(Just one thing. I need to apologize now for the quality of some of the photos I'm about to share. I know, I know, I have promised all year to learn my camera. And I will. Really. But wouldn't you rather see something a little blurry and with odd color tones than nothing at all? )
I was assigned to the art room which was a utilitarian space, not one of the elegant rooms with plush furniture and flattering light. This was a good thing. Not only did we get vinyl floors I didn't have to worry about, there was bright light and a supply cabinet that turned out to be a source for emergency borrowing. A stapler, a pen, a marker. (Yes, Mom, I returned everything). I will take functionality every time. I thought my little space worked out pretty well
Until I saw Danielle's colorful, welcoming "shop"
and Robin's clever utilization of the wash up area (under the black drape) as shelf space
I need display help. A mentor. Someone with vision. I've had those table covers for 10 years. (Note: Add to list of January projects "research display options) We've made strides on the outdoor set up, but indoors...not so much.
I mean, it never occurred to me to either cover up or temporarily remove the art projects on the bulletin board behind me. Not until someone complimented me on "my" mandalas and asked how much they were. Oh man.
Anyway...Friday night there was a fund raiser/reception./preview with food and music
so we had shoppers who were juggling wine glasses and miniature food as they browsed.
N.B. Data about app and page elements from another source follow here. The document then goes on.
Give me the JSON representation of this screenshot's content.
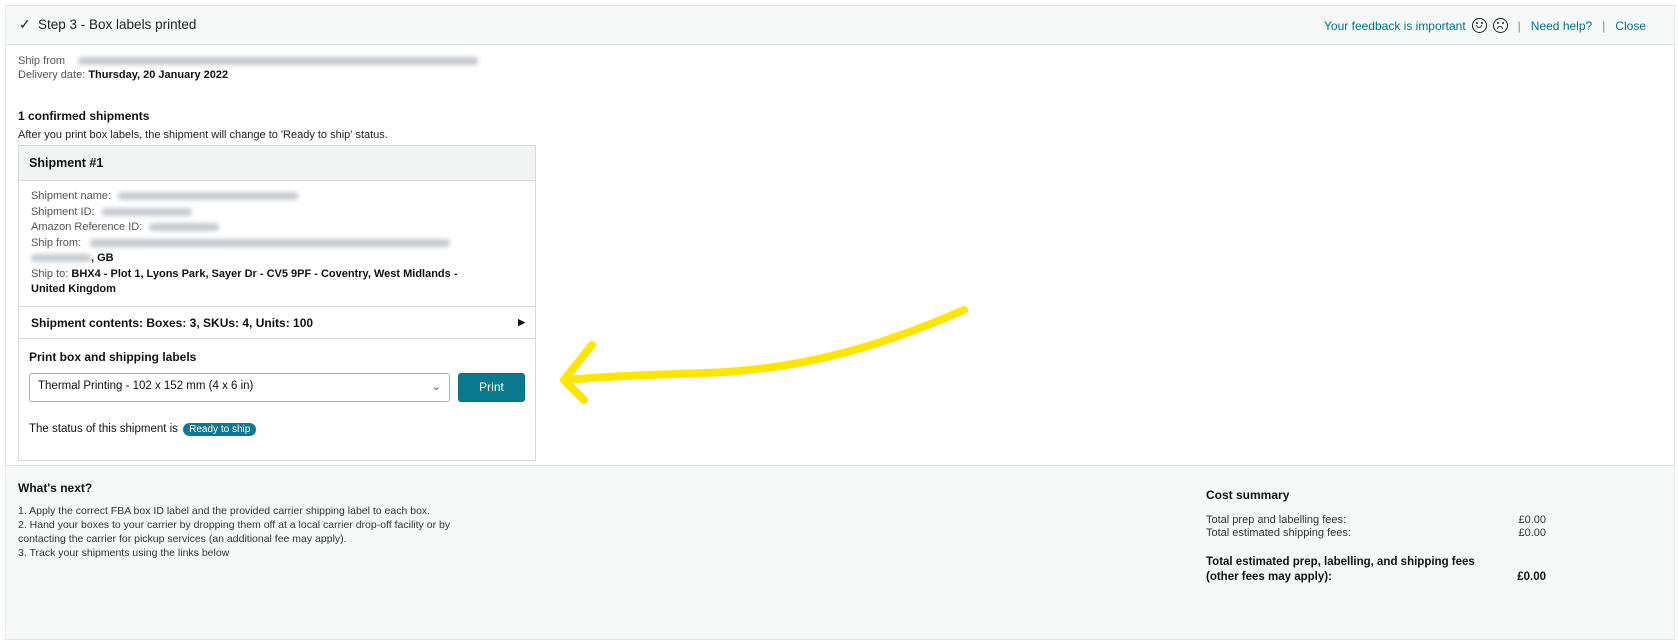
{
  "header": {
    "title": "Step 3 - Box labels printed",
    "feedback": "Your feedback is important",
    "help": "Need help?",
    "close": "Close",
    "separator": "|"
  },
  "meta": {
    "ship_from_label": "Ship from",
    "delivery_label": "Delivery date:",
    "delivery_value": "Thursday, 20 January 2022"
  },
  "confirmed": {
    "title": "1 confirmed shipments",
    "description": "After you print box labels, the shipment will change to 'Ready to ship' status."
  },
  "shipment": {
    "heading": "Shipment #1",
    "name_label": "Shipment name:",
    "id_label": "Shipment ID:",
    "ref_label": "Amazon Reference ID:",
    "ship_from_label": "Ship from:",
    "ship_from_country": ", GB",
    "ship_to_label": "Ship to:",
    "ship_to_value": "BHX4 - Plot 1, Lyons Park, Sayer Dr - CV5 9PF - Coventry, West Midlands -",
    "ship_to_country": "United Kingdom",
    "contents": "Shipment contents: Boxes: 3, SKUs: 4, Units: 100",
    "print_label": "Print box and shipping labels",
    "print_option": "Thermal Printing - 102 x 152 mm (4 x 6 in)",
    "print_button": "Print",
    "status_text": "The status of this shipment is",
    "status_badge": "Ready to ship"
  },
  "whats_next": {
    "title": "What's next?",
    "steps": [
      "1. Apply the correct FBA box ID label and the provided carrier shipping label to each box.",
      "2. Hand your boxes to your carrier by dropping them off at a local carrier drop-off facility or by contacting the carrier for pickup services (an additional fee may apply).",
      "3. Track your shipments using the links below"
    ]
  },
  "cost_summary": {
    "title": "Cost summary",
    "prep_label": "Total prep and labelling fees:",
    "prep_value": "£0.00",
    "shipping_label": "Total estimated shipping fees:",
    "shipping_value": "£0.00",
    "total_label": "Total estimated prep, labelling, and shipping fees (other fees may apply):",
    "total_value": "£0.00"
  },
  "colors": {
    "accent": "#0b7a91",
    "link": "#007185",
    "arrow": "#ffe500"
  },
  "icons": {
    "check": "check-icon",
    "happy": "happy-face-icon",
    "sad": "sad-face-icon",
    "caret": "caret-right-icon",
    "chevron": "chevron-down-icon"
  }
}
Saturday and Sunday were open house style and many many people came.
Paul Morgan of Avalon
Brian Nesline in what I jokingly called the "Faces of Buffalo Wing"
Anne Bliss...a major reason for the success of this show
Chary...her work sparkles and so does she :)
Mary Stephens, not just a talented designer, the force behind the growing Buffalo Indie Market
and Gingerbread houses!
The house was filled with laughter and art and cookies. People came in out of the cold, stomping snow off their shoes, unwinding scarves, taking in the light and warmth of the house. They sipped coffee and nibbled cookies and engaged us in conversation as they shopped. I spoke with many women who were cancer survivors, members of this club. (As Gilda said "a club you never wanted to belong to. That's where the name comes from) I was taken by their spirit, a certain defiance, courage. They bought things from me that had quotes on them about living life fully, seizing the day, moments that take your breath away. I'm thinking about them today as I go about the mundane day-after-show paperwork.
Yesterday I found myself drawn to the "It's Always Something" room. It is a small room, all white. Walls, furniture, drapes. The decor, what there is of it, is nautical. Maybe I was drawn to it because there has never been a day in my life in which a white room would have been possible. But I would stand in the doorway and wonder what stories the walls would tell. The furniture is oversized and overstuffed. A person would be held and comforted by furniture like that. And by images of the sea, By the canvas of white walls. I pictured this as a haven, a place for conversation and connection. I imagined people bringing troubles there and having them washed clean. I have no clue what the room really is for, but for me, this weekend, it was a symbol of this beautiful idea.
I'm thinking Gilda would be proud.